Example: Instead of mocking someone’s struggle to keep fit, encourage the small changes they are able to make to their lifestyle. If you have a separate grievance with them, address that separately, don’t create a new problem!
7. Stonewalling. Another form of avoidance is to simply ignore our partners’ calls for help. They fall but we pretend we are too busy or that we haven’t even noticed. Once again this comes from emotions of pain and of anger. And once again, recognising these emotions and owning them allows us a path forward. A path to help the other person and a path to be helped. You can walk forward together again.
Example: This could occur in the previous example of a partner wanting more attention. We may not feel they deserve it and so shut them out, but we’d be so much better off communicating why we feel that way.
In each of these situations, you can break the negative pattern of behaviour by helping your partner, and crucially by telling them how they can help you.

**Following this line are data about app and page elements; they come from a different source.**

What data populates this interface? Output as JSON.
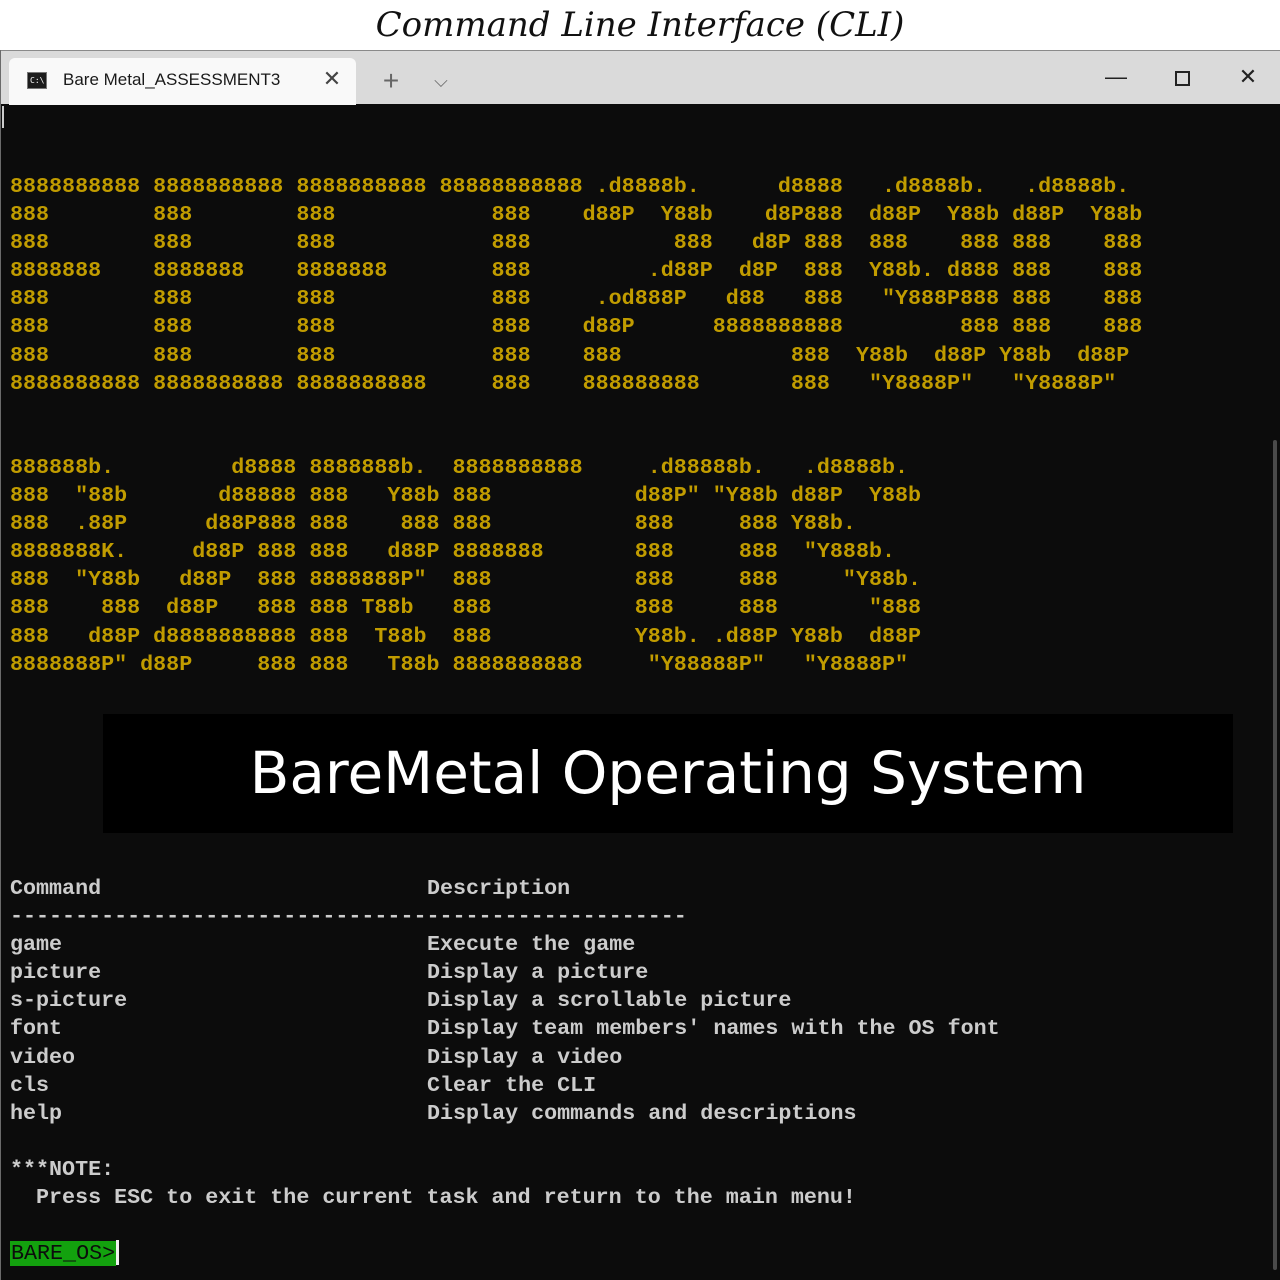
{
  "caption": "Command Line Interface (CLI)",
  "window": {
    "tab": {
      "icon": "cmd-prompt-icon",
      "icon_text": "C:\\",
      "title": "Bare Metal_ASSESSMENT3",
      "close_glyph": "✕"
    },
    "new_tab_glyph": "+",
    "dropdown_glyph": "⌵",
    "controls": {
      "minimize_glyph": "—",
      "close_glyph": "✕"
    }
  },
  "terminal": {
    "banner_color": "#c19c00",
    "banner_line1": [
      "8888888888 8888888888 8888888888 88888888888 .d8888b.      d8888   .d8888b.   .d8888b.",
      "888        888        888            888    d88P  Y88b    d8P888  d88P  Y88b d88P  Y88b",
      "888        888        888            888           888   d8P 888  888    888 888    888",
      "8888888    8888888    8888888        888         .d88P  d8P  888  Y88b. d888 888    888",
      "888        888        888            888     .od888P   d88   888   \"Y888P888 888    888",
      "888        888        888            888    d88P      8888888888         888 888    888",
      "888        888        888            888    888             888  Y88b  d88P Y88b  d88P",
      "8888888888 8888888888 8888888888     888    888888888       888   \"Y8888P\"   \"Y8888P\""
    ],
    "banner_line2": [
      "888888b.         d8888 8888888b.  8888888888     .d88888b.   .d8888b.",
      "888  \"88b       d88888 888   Y88b 888           d88P\" \"Y88b d88P  Y88b",
      "888  .88P      d88P888 888    888 888           888     888 Y88b.",
      "8888888K.     d88P 888 888   d88P 8888888       888     888  \"Y888b.",
      "888  \"Y88b   d88P  888 8888888P\"  888           888     888     \"Y88b.",
      "888    888  d88P   888 888 T88b   888           888     888       \"888",
      "888   d88P d8888888888 888  T88b  888           Y88b. .d88P Y88b  d88P",
      "8888888P\" d88P     888 888   T88b 8888888888     \"Y88888P\"   \"Y8888P\""
    ],
    "os_title": "BareMetal Operating System",
    "help": {
      "header_command": "Command",
      "header_description": "Description",
      "separator": "----------------------------------------------------",
      "rows": [
        {
          "command": "game",
          "description": "Execute the game"
        },
        {
          "command": "picture",
          "description": "Display a picture"
        },
        {
          "command": "s-picture",
          "description": "Display a scrollable picture"
        },
        {
          "command": "font",
          "description": "Display team members' names with the OS font"
        },
        {
          "command": "video",
          "description": "Display a video"
        },
        {
          "command": "cls",
          "description": "Clear the CLI"
        },
        {
          "command": "help",
          "description": "Display commands and descriptions"
        }
      ]
    },
    "note_title": "***NOTE:",
    "note_text": "  Press ESC to exit the current task and return to the main menu!",
    "prompt": "BARE_OS>",
    "prompt_color": "#13a10e"
  }
}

Stop thinking about the ‘I’ and start thinking about the ‘we’. Suddenly you are a team and you are crossing the bridge together, helping each other every time one of you stumbles. If you both fall, then you can work together to help each other up. Anytime you find yourself in a negative relationship situation the best thing you can do is to take on a team mentality. Instead of thinking only of yourself, think of your shared goal of crossing the bridge together. As you will know from your good days with the other person, relationships can be hugely beneficial and rewarding things. You can get back to those benefits so much more quickly by asking yourself the question, “how can I fight for us as a team right now?”
Some phrases that are useful include: “I am here to help you”. “Let me know how you are struggling and I will support you.” If that feels too difficult, then a good starting point is “I am struggling with this thing right now, which is preventing me from supporting you.” By owning your personal vulnerability you can help your partner help you. Stop seeing them as an opponent, start seeing them as a team member.
Supporting someone is hard work. If you are always the person doing the supporting then you might want to consider whether the relationship is one you want to be in. You don’t want to be the only one fighting for the team. Look for and encourage balance in your relationships and don’t be afraid to walk away from people who refuse to do the same. Choosing someone to walk the rickety bridge with you should be a careful and consequential decision, so pick wisely.